When I shut down my outrage, Leo played his own sad song.  He’s actually summoned to COURT over his own lot.  It seems his old cars don’t comply and he has a ticket.  But he has a surprise up his sleeve: old cars are legal if they can run and he has fixed this one — now it will.  

I’m wondering whether I should go “observe” court.  This morning I spent an hour prowling around to try to find “Yard Court” so I could play observer to Leo at trial.  I never did find him.  No one knew about Yard Court, even that it existed, except that it developed that there are TWO, one for the town and one for the county.  My letter came from the town, but possibly Leo’s case is county.  I did take photos of his lots, which shouldn’t endanger him since he’s already written up and by the time you’ve read this, a decision will have been reached.

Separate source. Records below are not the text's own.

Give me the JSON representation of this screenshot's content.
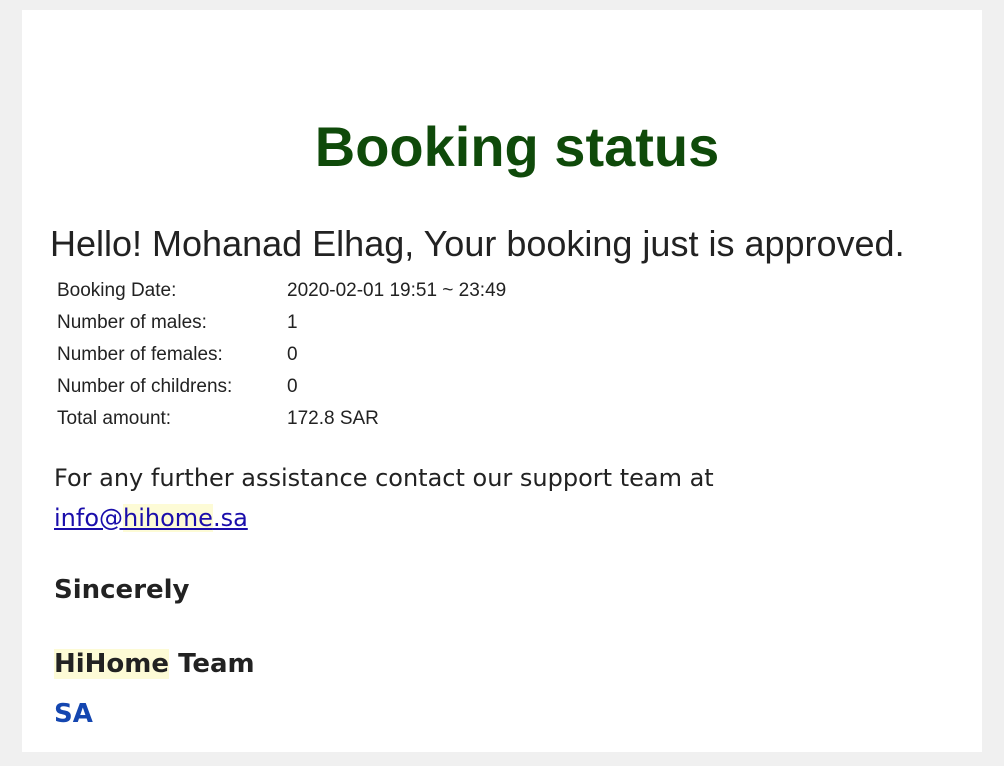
{
  "email": {
    "title": "Booking status",
    "greeting": "Hello! Mohanad Elhag, Your booking just is approved.",
    "details": [
      {
        "label": "Booking Date:",
        "value": "2020-02-01 19:51 ~ 23:49"
      },
      {
        "label": "Number of males:",
        "value": "1"
      },
      {
        "label": "Number of females:",
        "value": "0"
      },
      {
        "label": "Number of childrens:",
        "value": "0"
      },
      {
        "label": "Total amount:",
        "value": "172.8 SAR"
      }
    ],
    "support_text": "For any further assistance contact our support team at",
    "support_email_prefix": "info@",
    "support_email_highlight": "hihome",
    "support_email_suffix": ".sa",
    "closing": "Sincerely",
    "team_brand": "HiHome",
    "team_word": " Team",
    "region": "SA"
  },
  "colors": {
    "title": "#0f4a0a",
    "link": "#1a0dab",
    "highlight": "#fdfbd6",
    "region": "#1446b0",
    "background": "#f0f0f0"
  }
}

Part of the problem can be that sons love cars to "fix" but they don't get ticketed.  Dads get caught between the law and the son.

My basic grump around town is that things run like high school, the same popular girls insist on conformity, the same athletic boys trumpet defiance, and both join to resist any kind of outside authority.  There are “memes”, the little social units of response that are played over and over, sometimes word-for-word.  Drugs come from the rez.  Town employees should have irreproachable yards.  Cars are potential fortunes, no matter their condition.  Some memes are contradictory:  lawns are a sign of pride/lawns mean nothing.  In conversation some people will repeat the same observation again and again.  A few memes are stigma declarations, sexist or racist, without any animosity or awareness, as though discussing the weather.  Some of these people are well past retirement.  Some are barely more than kids.

The people who are so concerned about appearance are starting to suggest fences.  Twenty years ago fences were considered a kind of failure, a rejection of one’s neighbors.  I’d be happy to build one if I had the money, and there’s the next rub.  Some people are pretty well-off.  Others are poor.  And some think they are in the Wild West (they didn’t grow up here) and can do as they please.  But probably most in both modes are cocooned.  They don’t want to know, don’t want to act, don’t want to decide.

The town infrastructure amounts to a necessary cooperative in order to support and guide the water, sewer, power, streets, and so on.  But many have adopted the mercantile attitude of the times and the dominant politics, getting what you want on the cheap and not investing emotionally in the core enterprise.  Those with money respond to commercial advertising that dangles the perfect life; those without money defend their egos by scoffing.  It's toxic.